Work task
All of the entries below need to be repeated exactly.

[Dataset items]
--------------------------------
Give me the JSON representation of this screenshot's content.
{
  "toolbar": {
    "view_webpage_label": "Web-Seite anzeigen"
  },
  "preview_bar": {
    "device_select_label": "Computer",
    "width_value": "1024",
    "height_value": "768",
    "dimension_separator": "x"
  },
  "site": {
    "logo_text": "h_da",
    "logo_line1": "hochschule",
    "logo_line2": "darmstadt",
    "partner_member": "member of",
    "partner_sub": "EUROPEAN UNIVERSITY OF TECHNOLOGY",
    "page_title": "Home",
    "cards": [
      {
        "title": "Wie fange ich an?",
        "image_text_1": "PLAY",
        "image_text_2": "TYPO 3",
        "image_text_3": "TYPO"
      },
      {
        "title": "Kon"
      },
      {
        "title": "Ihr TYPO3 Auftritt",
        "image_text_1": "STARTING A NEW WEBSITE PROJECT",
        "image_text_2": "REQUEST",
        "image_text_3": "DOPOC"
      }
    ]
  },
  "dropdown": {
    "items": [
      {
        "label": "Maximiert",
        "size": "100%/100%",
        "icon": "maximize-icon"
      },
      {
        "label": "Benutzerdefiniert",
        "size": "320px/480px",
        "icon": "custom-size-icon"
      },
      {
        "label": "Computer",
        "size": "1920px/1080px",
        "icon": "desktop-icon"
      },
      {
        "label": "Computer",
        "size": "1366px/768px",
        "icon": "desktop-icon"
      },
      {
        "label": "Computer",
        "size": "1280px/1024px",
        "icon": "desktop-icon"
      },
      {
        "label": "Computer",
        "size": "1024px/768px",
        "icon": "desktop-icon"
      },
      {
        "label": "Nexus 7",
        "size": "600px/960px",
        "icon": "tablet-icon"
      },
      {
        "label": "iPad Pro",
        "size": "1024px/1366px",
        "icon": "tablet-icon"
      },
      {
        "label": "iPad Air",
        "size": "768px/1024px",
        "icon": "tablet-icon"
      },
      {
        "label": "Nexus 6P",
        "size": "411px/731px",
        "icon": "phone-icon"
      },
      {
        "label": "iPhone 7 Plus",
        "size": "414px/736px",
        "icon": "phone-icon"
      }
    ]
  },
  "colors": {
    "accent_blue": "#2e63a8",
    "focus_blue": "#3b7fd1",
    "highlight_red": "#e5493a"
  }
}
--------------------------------
Reply
Give me the JSON representation of this screenshot's content.
{
  "toolbar": {
    "view_webpage_label": "Web-Seite anzeigen"
  },
  "preview_bar": {
    "device_select_label": "Computer",
    "width_value": "1024",
    "height_value": "768",
    "dimension_separator": "x"
  },
  "site": {
    "logo_text": "h_da",
    "logo_line1": "hochschule",
    "logo_line2": "darmstadt",
    "partner_member": "member of",
    "partner_sub": "EUROPEAN UNIVERSITY OF TECHNOLOGY",
    "page_title": "Home",
    "cards": [
      {
        "title": "Wie fange ich an?",
        "image_text_1": "PLAY",
        "image_text_2": "TYPO 3",
        "image_text_3": "TYPO"
      },
      {
        "title": "Kon"
      },
      {
        "title": "Ihr TYPO3 Auftritt",
        "image_text_1": "STARTING A NEW WEBSITE PROJECT",
        "image_text_2": "REQUEST",
        "image_text_3": "DOPOC"
      }
    ]
  },
  "dropdown": {
    "items": [
      {
        "label": "Maximiert",
        "size": "100%/100%",
        "icon": "maximize-icon"
      },
      {
        "label": "Benutzerdefiniert",
        "size": "320px/480px",
        "icon": "custom-size-icon"
      },
      {
        "label": "Computer",
        "size": "1920px/1080px",
        "icon": "desktop-icon"
      },
      {
        "label": "Computer",
        "size": "1366px/768px",
        "icon": "desktop-icon"
      },
      {
        "label": "Computer",
        "size": "1280px/1024px",
        "icon": "desktop-icon"
      },
      {
        "label": "Computer",
        "size": "1024px/768px",
        "icon": "desktop-icon"
      },
      {
        "label": "Nexus 7",
        "size": "600px/960px",
        "icon": "tablet-icon"
      },
      {
        "label": "iPad Pro",
        "size": "1024px/1366px",
        "icon": "tablet-icon"
      },
      {
        "label": "iPad Air",
        "size": "768px/1024px",
        "icon": "tablet-icon"
      },
      {
        "label": "Nexus 6P",
        "size": "411px/731px",
        "icon": "phone-icon"
      },
      {
        "label": "iPhone 7 Plus",
        "size": "414px/736px",
        "icon": "phone-icon"
      }
    ]
  },
  "colors": {
    "accent_blue": "#2e63a8",
    "focus_blue": "#3b7fd1",
    "highlight_red": "#e5493a"
  }
}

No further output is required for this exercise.